*What is needed*: All of the data below should be copied exactly as it stands.

*Supplied entries*:
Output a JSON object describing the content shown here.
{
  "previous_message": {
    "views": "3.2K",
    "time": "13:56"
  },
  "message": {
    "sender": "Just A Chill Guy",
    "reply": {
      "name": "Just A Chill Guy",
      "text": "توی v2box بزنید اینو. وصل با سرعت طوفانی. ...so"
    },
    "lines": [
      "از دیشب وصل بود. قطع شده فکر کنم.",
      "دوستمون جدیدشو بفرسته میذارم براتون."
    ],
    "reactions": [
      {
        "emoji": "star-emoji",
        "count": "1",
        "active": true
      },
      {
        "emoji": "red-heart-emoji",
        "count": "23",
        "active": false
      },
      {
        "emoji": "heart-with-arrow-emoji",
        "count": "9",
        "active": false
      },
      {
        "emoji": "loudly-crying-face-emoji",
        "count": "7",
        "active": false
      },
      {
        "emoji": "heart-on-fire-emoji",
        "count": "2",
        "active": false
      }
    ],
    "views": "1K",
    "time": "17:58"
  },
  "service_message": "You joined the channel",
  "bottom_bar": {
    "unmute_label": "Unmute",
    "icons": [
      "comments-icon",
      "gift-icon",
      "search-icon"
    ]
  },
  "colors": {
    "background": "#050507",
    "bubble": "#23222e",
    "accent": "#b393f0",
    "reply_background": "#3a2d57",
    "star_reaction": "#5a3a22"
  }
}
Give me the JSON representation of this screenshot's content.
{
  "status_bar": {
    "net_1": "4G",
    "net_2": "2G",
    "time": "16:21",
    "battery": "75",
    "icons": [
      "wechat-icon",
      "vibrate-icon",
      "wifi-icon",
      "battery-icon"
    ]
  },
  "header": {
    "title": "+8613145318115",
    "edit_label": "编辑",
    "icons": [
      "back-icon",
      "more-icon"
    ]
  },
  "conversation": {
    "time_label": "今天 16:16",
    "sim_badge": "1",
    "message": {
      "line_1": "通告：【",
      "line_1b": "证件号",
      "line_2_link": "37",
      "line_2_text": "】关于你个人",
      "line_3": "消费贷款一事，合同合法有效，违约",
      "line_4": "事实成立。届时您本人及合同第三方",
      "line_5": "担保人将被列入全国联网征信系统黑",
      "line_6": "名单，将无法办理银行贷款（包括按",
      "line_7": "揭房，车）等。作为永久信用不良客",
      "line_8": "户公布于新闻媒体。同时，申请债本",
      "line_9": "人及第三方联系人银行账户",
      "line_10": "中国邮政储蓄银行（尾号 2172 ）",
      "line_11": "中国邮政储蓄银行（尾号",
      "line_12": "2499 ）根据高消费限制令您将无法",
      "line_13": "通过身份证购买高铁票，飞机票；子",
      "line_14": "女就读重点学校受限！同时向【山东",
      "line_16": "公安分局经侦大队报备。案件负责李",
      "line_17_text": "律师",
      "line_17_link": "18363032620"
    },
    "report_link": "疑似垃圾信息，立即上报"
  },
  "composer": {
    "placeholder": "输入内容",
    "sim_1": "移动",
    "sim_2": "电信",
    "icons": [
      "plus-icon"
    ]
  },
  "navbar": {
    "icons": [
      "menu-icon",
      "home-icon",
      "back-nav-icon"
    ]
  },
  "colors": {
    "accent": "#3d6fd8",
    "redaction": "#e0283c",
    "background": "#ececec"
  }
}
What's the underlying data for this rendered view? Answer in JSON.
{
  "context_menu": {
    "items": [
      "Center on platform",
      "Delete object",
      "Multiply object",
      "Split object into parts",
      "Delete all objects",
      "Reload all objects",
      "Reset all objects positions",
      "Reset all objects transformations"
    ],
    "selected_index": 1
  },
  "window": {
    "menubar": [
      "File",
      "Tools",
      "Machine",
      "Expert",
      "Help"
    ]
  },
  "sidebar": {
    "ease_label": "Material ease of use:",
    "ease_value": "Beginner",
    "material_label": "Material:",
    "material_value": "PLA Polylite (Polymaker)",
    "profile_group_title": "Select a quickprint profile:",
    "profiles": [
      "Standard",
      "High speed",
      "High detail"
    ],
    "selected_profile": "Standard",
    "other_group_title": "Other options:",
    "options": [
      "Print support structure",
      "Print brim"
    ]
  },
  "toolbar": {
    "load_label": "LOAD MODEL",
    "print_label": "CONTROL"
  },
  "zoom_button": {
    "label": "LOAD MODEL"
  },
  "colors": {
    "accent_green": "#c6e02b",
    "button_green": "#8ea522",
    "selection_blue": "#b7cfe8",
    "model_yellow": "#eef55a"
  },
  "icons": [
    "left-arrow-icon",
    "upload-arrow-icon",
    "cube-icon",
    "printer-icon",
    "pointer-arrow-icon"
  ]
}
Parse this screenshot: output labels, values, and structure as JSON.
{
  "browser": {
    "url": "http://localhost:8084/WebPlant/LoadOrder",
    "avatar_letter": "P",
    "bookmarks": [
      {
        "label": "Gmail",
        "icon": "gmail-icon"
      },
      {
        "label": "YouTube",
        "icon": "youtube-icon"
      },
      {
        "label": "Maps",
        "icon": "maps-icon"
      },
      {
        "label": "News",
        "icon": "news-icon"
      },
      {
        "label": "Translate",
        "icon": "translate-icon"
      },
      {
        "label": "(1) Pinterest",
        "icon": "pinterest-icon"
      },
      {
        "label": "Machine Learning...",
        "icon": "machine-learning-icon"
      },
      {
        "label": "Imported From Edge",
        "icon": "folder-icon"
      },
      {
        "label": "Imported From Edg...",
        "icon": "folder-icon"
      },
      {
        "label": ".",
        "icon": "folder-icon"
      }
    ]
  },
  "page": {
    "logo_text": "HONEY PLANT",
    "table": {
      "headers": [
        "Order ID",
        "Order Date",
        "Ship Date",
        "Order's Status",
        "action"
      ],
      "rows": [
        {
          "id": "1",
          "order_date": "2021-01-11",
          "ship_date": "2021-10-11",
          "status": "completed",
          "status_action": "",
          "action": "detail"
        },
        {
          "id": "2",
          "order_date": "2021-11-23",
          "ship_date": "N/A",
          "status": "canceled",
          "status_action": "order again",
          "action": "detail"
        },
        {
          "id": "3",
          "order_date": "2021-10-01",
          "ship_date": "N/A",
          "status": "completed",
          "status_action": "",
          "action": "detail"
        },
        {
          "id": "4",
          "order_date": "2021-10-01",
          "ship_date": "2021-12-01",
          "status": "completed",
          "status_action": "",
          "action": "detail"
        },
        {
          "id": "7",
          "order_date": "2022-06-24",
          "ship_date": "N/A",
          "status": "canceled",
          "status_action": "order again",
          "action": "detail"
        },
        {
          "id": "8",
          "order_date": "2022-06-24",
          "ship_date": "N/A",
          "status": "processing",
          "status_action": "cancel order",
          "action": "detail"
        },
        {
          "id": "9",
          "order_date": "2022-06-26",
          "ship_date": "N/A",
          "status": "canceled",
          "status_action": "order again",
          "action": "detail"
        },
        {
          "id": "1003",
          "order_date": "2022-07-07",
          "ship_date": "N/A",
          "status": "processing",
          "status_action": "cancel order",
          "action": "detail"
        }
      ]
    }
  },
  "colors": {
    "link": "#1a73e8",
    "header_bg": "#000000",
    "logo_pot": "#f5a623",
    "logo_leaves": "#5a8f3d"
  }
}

*Task result*:
Output a JSON object describing the content shown here.
{
  "previous_message": {
    "views": "3.2K",
    "time": "13:56"
  },
  "message": {
    "sender": "Just A Chill Guy",
    "reply": {
      "name": "Just A Chill Guy",
      "text": "توی v2box بزنید اینو. وصل با سرعت طوفانی. ...so"
    },
    "lines": [
      "از دیشب وصل بود. قطع شده فکر کنم.",
      "دوستمون جدیدشو بفرسته میذارم براتون."
    ],
    "reactions": [
      {
        "emoji": "star-emoji",
        "count": "1",
        "active": true
      },
      {
        "emoji": "red-heart-emoji",
        "count": "23",
        "active": false
      },
      {
        "emoji": "heart-with-arrow-emoji",
        "count": "9",
        "active": false
      },
      {
        "emoji": "loudly-crying-face-emoji",
        "count": "7",
        "active": false
      },
      {
        "emoji": "heart-on-fire-emoji",
        "count": "2",
        "active": false
      }
    ],
    "views": "1K",
    "time": "17:58"
  },
  "service_message": "You joined the channel",
  "bottom_bar": {
    "unmute_label": "Unmute",
    "icons": [
      "comments-icon",
      "gift-icon",
      "search-icon"
    ]
  },
  "colors": {
    "background": "#050507",
    "bubble": "#23222e",
    "accent": "#b393f0",
    "reply_background": "#3a2d57",
    "star_reaction": "#5a3a22"
  }
}
Give me the JSON representation of this screenshot's content.
{
  "status_bar": {
    "net_1": "4G",
    "net_2": "2G",
    "time": "16:21",
    "battery": "75",
    "icons": [
      "wechat-icon",
      "vibrate-icon",
      "wifi-icon",
      "battery-icon"
    ]
  },
  "header": {
    "title": "+8613145318115",
    "edit_label": "编辑",
    "icons": [
      "back-icon",
      "more-icon"
    ]
  },
  "conversation": {
    "time_label": "今天 16:16",
    "sim_badge": "1",
    "message": {
      "line_1": "通告：【",
      "line_1b": "证件号",
      "line_2_link": "37",
      "line_2_text": "】关于你个人",
      "line_3": "消费贷款一事，合同合法有效，违约",
      "line_4": "事实成立。届时您本人及合同第三方",
      "line_5": "担保人将被列入全国联网征信系统黑",
      "line_6": "名单，将无法办理银行贷款（包括按",
      "line_7": "揭房，车）等。作为永久信用不良客",
      "line_8": "户公布于新闻媒体。同时，申请债本",
      "line_9": "人及第三方联系人银行账户",
      "line_10": "中国邮政储蓄银行（尾号 2172 ）",
      "line_11": "中国邮政储蓄银行（尾号",
      "line_12": "2499 ）根据高消费限制令您将无法",
      "line_13": "通过身份证购买高铁票，飞机票；子",
      "line_14": "女就读重点学校受限！同时向【山东",
      "line_16": "公安分局经侦大队报备。案件负责李",
      "line_17_text": "律师",
      "line_17_link": "18363032620"
    },
    "report_link": "疑似垃圾信息，立即上报"
  },
  "composer": {
    "placeholder": "输入内容",
    "sim_1": "移动",
    "sim_2": "电信",
    "icons": [
      "plus-icon"
    ]
  },
  "navbar": {
    "icons": [
      "menu-icon",
      "home-icon",
      "back-nav-icon"
    ]
  },
  "colors": {
    "accent": "#3d6fd8",
    "redaction": "#e0283c",
    "background": "#ececec"
  }
}
What's the underlying data for this rendered view? Answer in JSON.
{
  "context_menu": {
    "items": [
      "Center on platform",
      "Delete object",
      "Multiply object",
      "Split object into parts",
      "Delete all objects",
      "Reload all objects",
      "Reset all objects positions",
      "Reset all objects transformations"
    ],
    "selected_index": 1
  },
  "window": {
    "menubar": [
      "File",
      "Tools",
      "Machine",
      "Expert",
      "Help"
    ]
  },
  "sidebar": {
    "ease_label": "Material ease of use:",
    "ease_value": "Beginner",
    "material_label": "Material:",
    "material_value": "PLA Polylite (Polymaker)",
    "profile_group_title": "Select a quickprint profile:",
    "profiles": [
      "Standard",
      "High speed",
      "High detail"
    ],
    "selected_profile": "Standard",
    "other_group_title": "Other options:",
    "options": [
      "Print support structure",
      "Print brim"
    ]
  },
  "toolbar": {
    "load_label": "LOAD MODEL",
    "print_label": "CONTROL"
  },
  "zoom_button": {
    "label": "LOAD MODEL"
  },
  "colors": {
    "accent_green": "#c6e02b",
    "button_green": "#8ea522",
    "selection_blue": "#b7cfe8",
    "model_yellow": "#eef55a"
  },
  "icons": [
    "left-arrow-icon",
    "upload-arrow-icon",
    "cube-icon",
    "printer-icon",
    "pointer-arrow-icon"
  ]
}
Parse this screenshot: output labels, values, and structure as JSON.
{
  "browser": {
    "url": "http://localhost:8084/WebPlant/LoadOrder",
    "avatar_letter": "P",
    "bookmarks": [
      {
        "label": "Gmail",
        "icon": "gmail-icon"
      },
      {
        "label": "YouTube",
        "icon": "youtube-icon"
      },
      {
        "label": "Maps",
        "icon": "maps-icon"
      },
      {
        "label": "News",
        "icon": "news-icon"
      },
      {
        "label": "Translate",
        "icon": "translate-icon"
      },
      {
        "label": "(1) Pinterest",
        "icon": "pinterest-icon"
      },
      {
        "label": "Machine Learning...",
        "icon": "machine-learning-icon"
      },
      {
        "label": "Imported From Edge",
        "icon": "folder-icon"
      },
      {
        "label": "Imported From Edg...",
        "icon": "folder-icon"
      },
      {
        "label": ".",
        "icon": "folder-icon"
      }
    ]
  },
  "page": {
    "logo_text": "HONEY PLANT",
    "table": {
      "headers": [
        "Order ID",
        "Order Date",
        "Ship Date",
        "Order's Status",
        "action"
      ],
      "rows": [
        {
          "id": "1",
          "order_date": "2021-01-11",
          "ship_date": "2021-10-11",
          "status": "completed",
          "status_action": "",
          "action": "detail"
        },
        {
          "id": "2",
          "order_date": "2021-11-23",
          "ship_date": "N/A",
          "status": "canceled",
          "status_action": "order again",
          "action": "detail"
        },
        {
          "id": "3",
          "order_date": "2021-10-01",
          "ship_date": "N/A",
          "status": "completed",
          "status_action": "",
          "action": "detail"
        },
        {
          "id": "4",
          "order_date": "2021-10-01",
          "ship_date": "2021-12-01",
          "status": "completed",
          "status_action": "",
          "action": "detail"
        },
        {
          "id": "7",
          "order_date": "2022-06-24",
          "ship_date": "N/A",
          "status": "canceled",
          "status_action": "order again",
          "action": "detail"
        },
        {
          "id": "8",
          "order_date": "2022-06-24",
          "ship_date": "N/A",
          "status": "processing",
          "status_action": "cancel order",
          "action": "detail"
        },
        {
          "id": "9",
          "order_date": "2022-06-26",
          "ship_date": "N/A",
          "status": "canceled",
          "status_action": "order again",
          "action": "detail"
        },
        {
          "id": "1003",
          "order_date": "2022-07-07",
          "ship_date": "N/A",
          "status": "processing",
          "status_action": "cancel order",
          "action": "detail"
        }
      ]
    }
  },
  "colors": {
    "link": "#1a73e8",
    "header_bg": "#000000",
    "logo_pot": "#f5a623",
    "logo_leaves": "#5a8f3d"
  }
}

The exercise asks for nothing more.